# Work item
How many lines in the data below contain the string "feed"? Answer with the number only.

[Component data from apps and pages]
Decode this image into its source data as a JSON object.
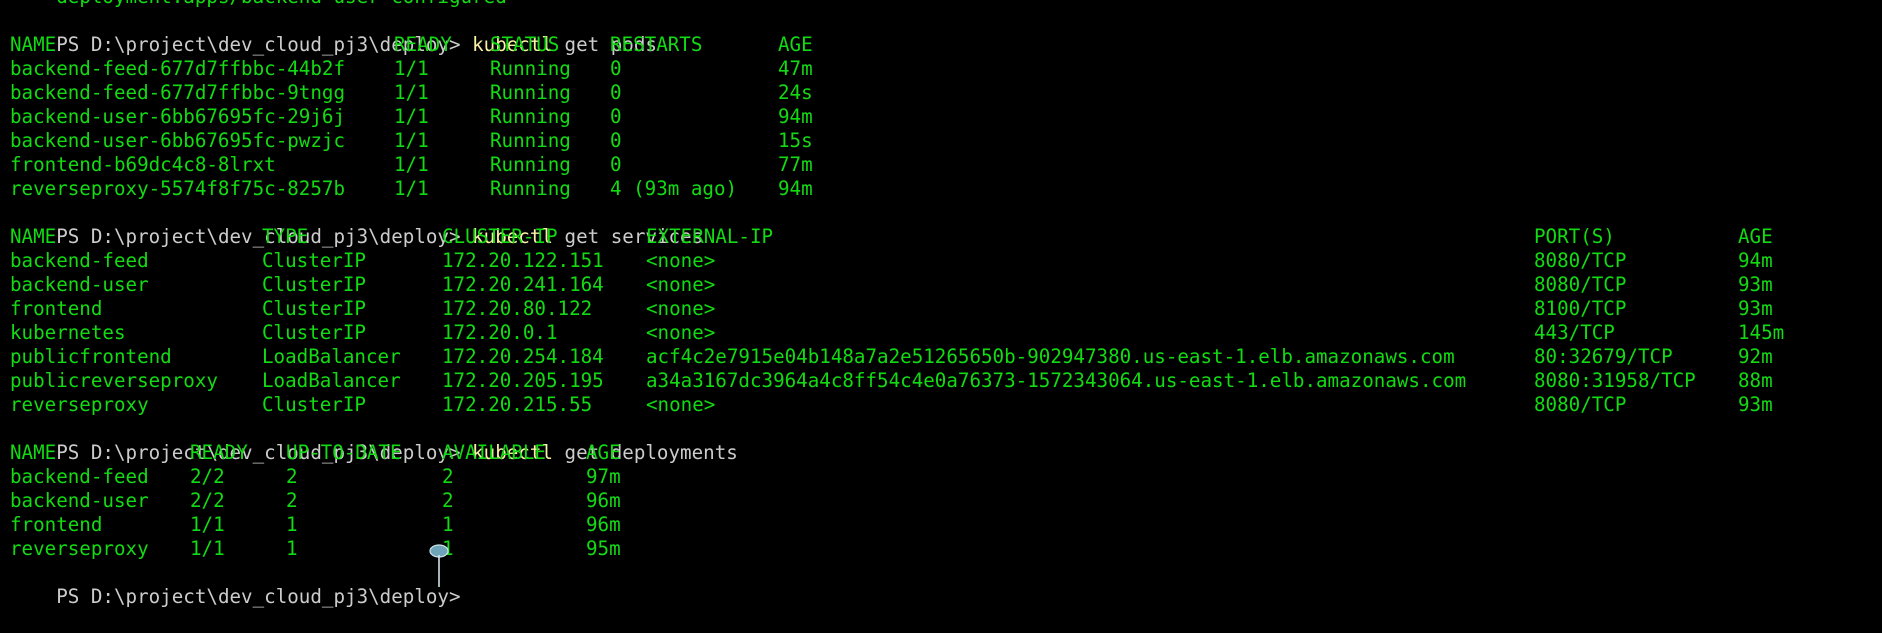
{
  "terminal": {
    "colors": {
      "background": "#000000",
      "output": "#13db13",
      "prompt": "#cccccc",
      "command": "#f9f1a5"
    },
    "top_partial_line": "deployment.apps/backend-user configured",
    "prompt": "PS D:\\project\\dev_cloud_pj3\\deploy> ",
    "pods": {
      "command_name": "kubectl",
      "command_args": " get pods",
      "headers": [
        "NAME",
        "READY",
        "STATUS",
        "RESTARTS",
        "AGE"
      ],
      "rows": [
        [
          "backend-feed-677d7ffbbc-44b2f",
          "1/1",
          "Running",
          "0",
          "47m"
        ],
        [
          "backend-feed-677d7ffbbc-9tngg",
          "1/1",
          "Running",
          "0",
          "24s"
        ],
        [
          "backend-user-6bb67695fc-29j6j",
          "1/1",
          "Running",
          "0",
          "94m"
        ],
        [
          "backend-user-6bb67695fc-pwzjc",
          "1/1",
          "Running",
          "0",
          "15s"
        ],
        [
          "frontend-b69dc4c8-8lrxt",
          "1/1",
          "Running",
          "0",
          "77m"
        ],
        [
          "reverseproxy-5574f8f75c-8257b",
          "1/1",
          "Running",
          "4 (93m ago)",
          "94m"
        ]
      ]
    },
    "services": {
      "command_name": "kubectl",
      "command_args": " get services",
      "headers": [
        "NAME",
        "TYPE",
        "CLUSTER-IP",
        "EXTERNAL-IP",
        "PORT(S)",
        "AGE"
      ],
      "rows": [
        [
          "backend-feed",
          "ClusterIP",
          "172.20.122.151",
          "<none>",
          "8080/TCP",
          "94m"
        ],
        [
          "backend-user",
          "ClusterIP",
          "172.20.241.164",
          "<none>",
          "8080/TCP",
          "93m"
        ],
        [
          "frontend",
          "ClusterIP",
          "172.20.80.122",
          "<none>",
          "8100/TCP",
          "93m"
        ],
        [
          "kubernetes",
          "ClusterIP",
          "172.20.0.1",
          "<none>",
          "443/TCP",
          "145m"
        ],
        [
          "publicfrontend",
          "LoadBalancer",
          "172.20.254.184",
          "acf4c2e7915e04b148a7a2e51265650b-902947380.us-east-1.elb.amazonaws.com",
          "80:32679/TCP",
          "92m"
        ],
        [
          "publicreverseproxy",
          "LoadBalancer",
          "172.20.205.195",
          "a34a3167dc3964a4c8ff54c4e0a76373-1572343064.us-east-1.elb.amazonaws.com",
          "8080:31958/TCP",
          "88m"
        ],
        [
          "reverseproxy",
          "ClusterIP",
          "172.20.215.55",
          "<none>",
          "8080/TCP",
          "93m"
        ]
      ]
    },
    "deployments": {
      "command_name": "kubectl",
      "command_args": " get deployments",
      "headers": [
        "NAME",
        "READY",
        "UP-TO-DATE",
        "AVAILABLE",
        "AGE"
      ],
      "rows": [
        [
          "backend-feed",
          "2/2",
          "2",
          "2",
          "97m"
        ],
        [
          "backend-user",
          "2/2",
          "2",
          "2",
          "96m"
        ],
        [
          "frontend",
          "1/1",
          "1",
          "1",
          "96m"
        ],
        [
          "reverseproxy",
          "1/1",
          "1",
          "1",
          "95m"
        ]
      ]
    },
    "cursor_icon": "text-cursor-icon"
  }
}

# Response to this task
4